How to Successfully Transition to the New Google Analytics 4
About a year ago, Google announced Google Analytics 4, a brand-new version of Google Analytics. This overhaul of Google Analytics leverages machine learning to surface valuable insights for digital marketers. It also gives them a better understanding of their audiences across devices. And it’s designed to adjust to industry privacy changes like restrictions on cookies that would otherwise create gaps in Google Analytics data.
If you’re interested in switching to Google Analytics 4 but you’ve been waiting for the right time to transition to it, we’re offering a breakdown of its features and advice on when you should switch.
What is Google Analytics 4 (GA4)?
Google Analytics 4 (GA4) is a completely new version of Google Analytics. It uses an event-driven data model instead of the session-based model used by Universal Analytics. So instead of collecting different data types (Pageview hits, Event hits, Ecommerce hits, etc.) and tying them all together through the session, the event-driven model collects all data in the same Event data type.
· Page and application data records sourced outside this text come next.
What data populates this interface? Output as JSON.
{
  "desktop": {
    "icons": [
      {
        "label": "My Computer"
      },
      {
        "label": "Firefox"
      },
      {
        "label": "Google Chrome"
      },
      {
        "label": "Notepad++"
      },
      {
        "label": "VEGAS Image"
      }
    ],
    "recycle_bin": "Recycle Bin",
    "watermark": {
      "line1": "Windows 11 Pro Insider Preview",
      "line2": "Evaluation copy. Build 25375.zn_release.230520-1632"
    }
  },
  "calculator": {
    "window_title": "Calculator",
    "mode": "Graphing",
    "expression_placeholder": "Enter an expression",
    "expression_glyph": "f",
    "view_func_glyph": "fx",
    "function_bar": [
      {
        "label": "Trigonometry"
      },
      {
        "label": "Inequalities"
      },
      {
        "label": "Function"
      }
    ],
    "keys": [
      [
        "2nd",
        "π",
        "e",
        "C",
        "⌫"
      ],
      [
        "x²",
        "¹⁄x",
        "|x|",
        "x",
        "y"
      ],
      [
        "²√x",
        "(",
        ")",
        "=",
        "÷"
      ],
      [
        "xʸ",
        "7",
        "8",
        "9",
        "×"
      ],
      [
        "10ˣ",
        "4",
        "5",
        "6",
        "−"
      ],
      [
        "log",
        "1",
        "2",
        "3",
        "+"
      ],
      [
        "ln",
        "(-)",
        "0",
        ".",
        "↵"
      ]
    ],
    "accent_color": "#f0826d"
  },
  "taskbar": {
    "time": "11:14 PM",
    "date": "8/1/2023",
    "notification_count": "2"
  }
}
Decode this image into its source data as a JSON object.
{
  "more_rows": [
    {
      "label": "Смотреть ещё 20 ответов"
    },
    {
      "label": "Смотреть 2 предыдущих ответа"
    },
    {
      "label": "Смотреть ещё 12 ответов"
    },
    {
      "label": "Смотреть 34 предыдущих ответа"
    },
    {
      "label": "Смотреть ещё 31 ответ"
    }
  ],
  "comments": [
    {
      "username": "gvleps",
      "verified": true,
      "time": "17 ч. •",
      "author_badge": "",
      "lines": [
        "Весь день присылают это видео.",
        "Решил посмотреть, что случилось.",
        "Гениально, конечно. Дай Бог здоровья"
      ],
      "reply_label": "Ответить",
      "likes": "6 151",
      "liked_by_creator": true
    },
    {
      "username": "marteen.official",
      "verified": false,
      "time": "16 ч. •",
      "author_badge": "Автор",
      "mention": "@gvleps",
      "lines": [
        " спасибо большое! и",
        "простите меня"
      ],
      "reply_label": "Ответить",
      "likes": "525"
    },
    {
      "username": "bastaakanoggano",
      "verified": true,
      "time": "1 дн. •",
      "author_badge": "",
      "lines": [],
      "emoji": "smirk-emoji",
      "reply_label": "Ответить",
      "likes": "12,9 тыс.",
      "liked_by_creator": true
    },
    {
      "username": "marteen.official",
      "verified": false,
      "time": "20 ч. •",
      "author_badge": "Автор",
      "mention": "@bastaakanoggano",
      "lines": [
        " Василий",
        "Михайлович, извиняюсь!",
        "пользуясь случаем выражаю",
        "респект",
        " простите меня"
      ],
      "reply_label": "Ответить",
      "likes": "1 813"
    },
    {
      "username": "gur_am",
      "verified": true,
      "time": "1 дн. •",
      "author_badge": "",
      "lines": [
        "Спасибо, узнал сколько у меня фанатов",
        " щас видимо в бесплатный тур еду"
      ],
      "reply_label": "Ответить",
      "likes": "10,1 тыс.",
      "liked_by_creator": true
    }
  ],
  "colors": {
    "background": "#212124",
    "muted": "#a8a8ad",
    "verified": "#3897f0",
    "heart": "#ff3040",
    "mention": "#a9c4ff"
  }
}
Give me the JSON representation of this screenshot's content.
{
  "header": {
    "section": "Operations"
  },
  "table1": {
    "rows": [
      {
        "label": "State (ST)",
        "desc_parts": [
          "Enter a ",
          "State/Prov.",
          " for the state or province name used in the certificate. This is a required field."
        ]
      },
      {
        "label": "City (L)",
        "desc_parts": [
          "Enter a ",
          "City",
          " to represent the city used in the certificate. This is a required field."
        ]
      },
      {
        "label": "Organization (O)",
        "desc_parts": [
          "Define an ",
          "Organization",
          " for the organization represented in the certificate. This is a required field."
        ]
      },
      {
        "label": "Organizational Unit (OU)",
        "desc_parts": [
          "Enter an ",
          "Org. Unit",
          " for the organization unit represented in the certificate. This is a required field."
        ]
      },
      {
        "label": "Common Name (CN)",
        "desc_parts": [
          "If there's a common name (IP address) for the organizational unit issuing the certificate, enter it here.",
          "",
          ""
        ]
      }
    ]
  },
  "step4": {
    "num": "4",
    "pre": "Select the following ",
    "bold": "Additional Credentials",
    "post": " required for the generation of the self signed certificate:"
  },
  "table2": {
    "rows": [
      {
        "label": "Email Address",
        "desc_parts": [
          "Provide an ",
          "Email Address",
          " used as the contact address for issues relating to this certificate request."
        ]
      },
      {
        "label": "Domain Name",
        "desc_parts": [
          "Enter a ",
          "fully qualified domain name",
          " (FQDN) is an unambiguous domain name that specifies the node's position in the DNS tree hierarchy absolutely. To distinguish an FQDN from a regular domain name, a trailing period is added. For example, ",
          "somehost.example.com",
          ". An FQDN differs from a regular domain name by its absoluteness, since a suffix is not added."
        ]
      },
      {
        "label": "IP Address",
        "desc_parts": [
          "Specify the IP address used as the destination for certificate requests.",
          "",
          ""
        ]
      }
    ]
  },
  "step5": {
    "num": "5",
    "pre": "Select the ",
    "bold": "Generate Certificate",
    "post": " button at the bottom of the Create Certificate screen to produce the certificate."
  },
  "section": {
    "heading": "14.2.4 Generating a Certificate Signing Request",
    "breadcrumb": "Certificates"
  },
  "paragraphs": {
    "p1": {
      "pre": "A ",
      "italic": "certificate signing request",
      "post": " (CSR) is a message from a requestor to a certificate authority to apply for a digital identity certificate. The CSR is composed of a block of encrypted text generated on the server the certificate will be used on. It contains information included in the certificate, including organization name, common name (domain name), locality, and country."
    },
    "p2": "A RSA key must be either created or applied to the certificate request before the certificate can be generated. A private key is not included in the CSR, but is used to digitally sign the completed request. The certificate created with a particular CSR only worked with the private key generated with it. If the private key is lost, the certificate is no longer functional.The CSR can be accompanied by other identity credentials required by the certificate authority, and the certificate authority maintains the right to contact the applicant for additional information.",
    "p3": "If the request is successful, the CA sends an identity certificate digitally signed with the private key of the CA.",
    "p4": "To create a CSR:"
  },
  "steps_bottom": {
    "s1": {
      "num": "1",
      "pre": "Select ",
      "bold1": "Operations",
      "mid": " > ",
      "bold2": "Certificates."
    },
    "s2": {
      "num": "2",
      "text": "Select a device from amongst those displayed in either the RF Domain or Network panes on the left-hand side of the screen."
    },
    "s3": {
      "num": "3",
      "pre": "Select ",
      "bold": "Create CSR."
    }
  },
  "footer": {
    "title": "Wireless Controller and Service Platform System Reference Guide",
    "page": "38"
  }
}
Collecting the same data type allows more flexibility and ease with connecting data points together.
What Are the Key Differences between Universal Analytics and GA4?
There are some major differences between Universal Analytics and GA4. Here are some important ones:
- Universal Analytics heavily relies on sampling due to data limits. GA4 currently has little to no sampling, which means your data will be more accurate.
- GA4 is much more reliable in preventing spam data from disrupting your analytics.
- Universal Analytics relies on cookies to identify a user while GA4 first looks to see if the user is already assigned an ID and if not, it utilizes a cookie.
- Cross domain tracking can be difficult to configure through Universal Analytics, but GA4 handles most of the configuration itself.
- GA4 relies more on custom report creation than Universal Analytics which provides more default out-of-the-box reports.
- GA4 automatically captures data points that need configuration through Google Tag Manager for Universal Analytics, including scroll depth, outbound link clicks, site search, video engagement and file downloads.
- GA4 provides much better data on user pathing behavior than Universal Analytics.
- GA4 has a free integration with Google’s enterprise data warehouse tool BigQuery.
When Should You Transition to GA4 If You Already Have Universal Analytics?
Google doesn’t plan to update to Universal Analytics and is investing in GA4 as their main analytics tool. However, Google doesn’t plan to sunset Universal Analytics anytime soon. Because of that now is a great time to create a game plan for how your organization will transition to GA4. Here is some advice for how to successfully make the switch to GA4:
- If you’ve already implemented Universal Analytics on your site, maintain it but set up GA4 as well. Universal Analytics will continue to collect data until it is sunset at which point GA4 will already be the source of truth for your web analytics data.
- Duplicate all reports and any tagging you may have in Google Tag Manager to start collecting and viewing data within GA4 as soon as possible.
- Get familiar with viewing data in GA4 and reproduce any custom reports you need in the platform or in Google Data Studio, Google’s dashboard tool.
- Once you create all your reports, data collects for several months, and you’re comfortable with analyzing data from GA4, you’re ready to make the switch!
What Should You Do If You Don’t Have Google Analytics at All?
If you don’t currently use Google Analytics at all but want to add it to your website, we recommend creating a new account with GA4. Then you can use it as the source of truth for your web analytics data.
Have more questions about Google Analytics or need help implementing GA4 on your site? Reach out to us. You can also learn more about our Analytics Integration and Dashboards services or read more of our thoughts on analytics.